Excerpts from an interface dataset:
· · · ·
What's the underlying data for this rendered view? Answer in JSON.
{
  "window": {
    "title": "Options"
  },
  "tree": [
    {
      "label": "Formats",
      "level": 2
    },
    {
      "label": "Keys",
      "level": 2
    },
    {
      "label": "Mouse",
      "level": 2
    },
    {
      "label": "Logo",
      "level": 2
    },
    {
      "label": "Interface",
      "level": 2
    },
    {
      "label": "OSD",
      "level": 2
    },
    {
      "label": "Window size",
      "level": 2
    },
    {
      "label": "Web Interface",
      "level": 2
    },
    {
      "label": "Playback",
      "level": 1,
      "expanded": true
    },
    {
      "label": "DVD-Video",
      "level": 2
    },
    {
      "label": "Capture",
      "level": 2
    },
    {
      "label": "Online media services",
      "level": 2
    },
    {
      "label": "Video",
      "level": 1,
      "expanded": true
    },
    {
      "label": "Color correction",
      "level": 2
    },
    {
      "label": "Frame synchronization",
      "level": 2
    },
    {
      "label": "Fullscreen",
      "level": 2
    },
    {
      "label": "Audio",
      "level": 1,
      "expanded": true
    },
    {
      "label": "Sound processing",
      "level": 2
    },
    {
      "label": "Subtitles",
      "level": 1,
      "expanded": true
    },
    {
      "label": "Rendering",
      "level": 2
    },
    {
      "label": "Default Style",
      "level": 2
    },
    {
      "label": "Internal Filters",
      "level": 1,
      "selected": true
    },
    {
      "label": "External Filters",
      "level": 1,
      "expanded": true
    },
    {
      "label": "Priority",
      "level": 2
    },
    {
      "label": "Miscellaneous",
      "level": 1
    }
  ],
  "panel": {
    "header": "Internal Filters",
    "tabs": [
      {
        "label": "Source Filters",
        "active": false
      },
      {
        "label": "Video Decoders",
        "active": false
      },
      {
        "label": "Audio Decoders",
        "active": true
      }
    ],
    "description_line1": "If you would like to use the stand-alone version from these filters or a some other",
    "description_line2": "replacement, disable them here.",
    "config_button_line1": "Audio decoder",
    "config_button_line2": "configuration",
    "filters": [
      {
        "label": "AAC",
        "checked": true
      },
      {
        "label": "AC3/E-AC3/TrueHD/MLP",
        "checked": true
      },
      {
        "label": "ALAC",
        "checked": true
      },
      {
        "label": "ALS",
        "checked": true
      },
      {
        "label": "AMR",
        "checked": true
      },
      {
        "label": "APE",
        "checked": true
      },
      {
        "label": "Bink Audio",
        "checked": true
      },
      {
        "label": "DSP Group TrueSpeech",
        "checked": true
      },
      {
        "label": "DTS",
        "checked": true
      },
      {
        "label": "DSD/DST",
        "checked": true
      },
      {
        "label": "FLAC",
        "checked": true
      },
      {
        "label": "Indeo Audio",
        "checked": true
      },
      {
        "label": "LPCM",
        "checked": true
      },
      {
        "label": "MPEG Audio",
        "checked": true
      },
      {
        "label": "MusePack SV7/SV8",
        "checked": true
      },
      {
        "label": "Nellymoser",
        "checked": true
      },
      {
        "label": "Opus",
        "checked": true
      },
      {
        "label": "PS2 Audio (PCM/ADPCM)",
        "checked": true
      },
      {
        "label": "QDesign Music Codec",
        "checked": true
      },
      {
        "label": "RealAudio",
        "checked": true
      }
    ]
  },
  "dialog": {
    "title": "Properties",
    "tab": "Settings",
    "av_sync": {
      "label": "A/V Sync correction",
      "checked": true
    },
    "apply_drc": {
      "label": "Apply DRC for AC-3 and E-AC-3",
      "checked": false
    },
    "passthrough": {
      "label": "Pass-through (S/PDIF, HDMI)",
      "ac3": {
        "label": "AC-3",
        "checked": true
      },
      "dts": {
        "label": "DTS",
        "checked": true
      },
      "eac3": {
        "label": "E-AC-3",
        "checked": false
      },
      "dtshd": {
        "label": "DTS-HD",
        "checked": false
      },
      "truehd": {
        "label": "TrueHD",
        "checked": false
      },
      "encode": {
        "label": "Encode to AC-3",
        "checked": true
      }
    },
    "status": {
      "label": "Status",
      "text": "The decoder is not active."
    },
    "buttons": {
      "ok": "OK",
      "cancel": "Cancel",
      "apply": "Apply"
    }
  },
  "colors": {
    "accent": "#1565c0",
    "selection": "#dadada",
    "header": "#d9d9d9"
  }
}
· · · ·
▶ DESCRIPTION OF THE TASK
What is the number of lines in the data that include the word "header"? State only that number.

▶ FINISHED EXERCISE
2